However, 10 days were enough for astronomers to conclude that the space rock would pass Earth at a close-enough point that there was some risk of collision.
But even if the asteroid were to strike Earth, it wouldn’t “kill” the planet.
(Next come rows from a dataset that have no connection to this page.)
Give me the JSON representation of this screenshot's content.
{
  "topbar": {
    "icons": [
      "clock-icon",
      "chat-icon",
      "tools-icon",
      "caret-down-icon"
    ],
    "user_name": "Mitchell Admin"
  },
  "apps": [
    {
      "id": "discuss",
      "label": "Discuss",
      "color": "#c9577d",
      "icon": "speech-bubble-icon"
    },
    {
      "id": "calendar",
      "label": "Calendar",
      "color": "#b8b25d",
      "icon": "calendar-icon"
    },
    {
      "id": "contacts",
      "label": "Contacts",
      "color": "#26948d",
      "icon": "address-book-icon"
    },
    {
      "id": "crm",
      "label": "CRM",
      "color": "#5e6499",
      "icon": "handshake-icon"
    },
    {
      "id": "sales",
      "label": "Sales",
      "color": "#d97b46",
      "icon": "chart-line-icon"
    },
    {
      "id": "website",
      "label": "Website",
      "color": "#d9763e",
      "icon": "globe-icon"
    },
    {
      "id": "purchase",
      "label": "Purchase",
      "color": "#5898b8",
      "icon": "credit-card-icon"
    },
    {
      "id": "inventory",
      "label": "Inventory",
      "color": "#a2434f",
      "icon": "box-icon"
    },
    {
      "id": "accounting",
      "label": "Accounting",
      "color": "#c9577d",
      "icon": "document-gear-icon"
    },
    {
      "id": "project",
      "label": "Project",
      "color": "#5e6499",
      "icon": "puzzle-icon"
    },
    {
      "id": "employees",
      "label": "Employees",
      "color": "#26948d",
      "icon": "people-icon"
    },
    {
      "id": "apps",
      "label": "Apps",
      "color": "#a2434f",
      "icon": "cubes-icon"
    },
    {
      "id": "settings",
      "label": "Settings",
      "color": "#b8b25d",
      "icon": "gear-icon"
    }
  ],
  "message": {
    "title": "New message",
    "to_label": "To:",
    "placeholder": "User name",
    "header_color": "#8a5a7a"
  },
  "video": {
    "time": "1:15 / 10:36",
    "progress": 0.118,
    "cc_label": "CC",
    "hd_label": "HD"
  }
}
Instead, if it exploded in the skies above a populated region it would do some serious damage.
“While we do not know 2006 QV89’s trajectory exactly, we do know where it would appear in the sky if it were on a collision course with our planet,” ESA explains. “Therefore, we can simply observe this small area of the sky to check that the asteroid is indeed, hopefully, not there.”
So, the researchers did exactly that and confirmed the asteroid was not a danger to Earth.
“Even if the asteroid were smaller than expected, at only a few metres across, it would have been seen in the image,” ESA says. “Any smaller than this and the VLT could not have spotted it, but it would also be considered harmless as any asteroid this size would burn up in Earth’s atmosphere.”
So, you can breathe freely at least until 2022. That’s when the 13-meter asteroid 2009 JF1 has a one in 4,464 chance of hitting Earth.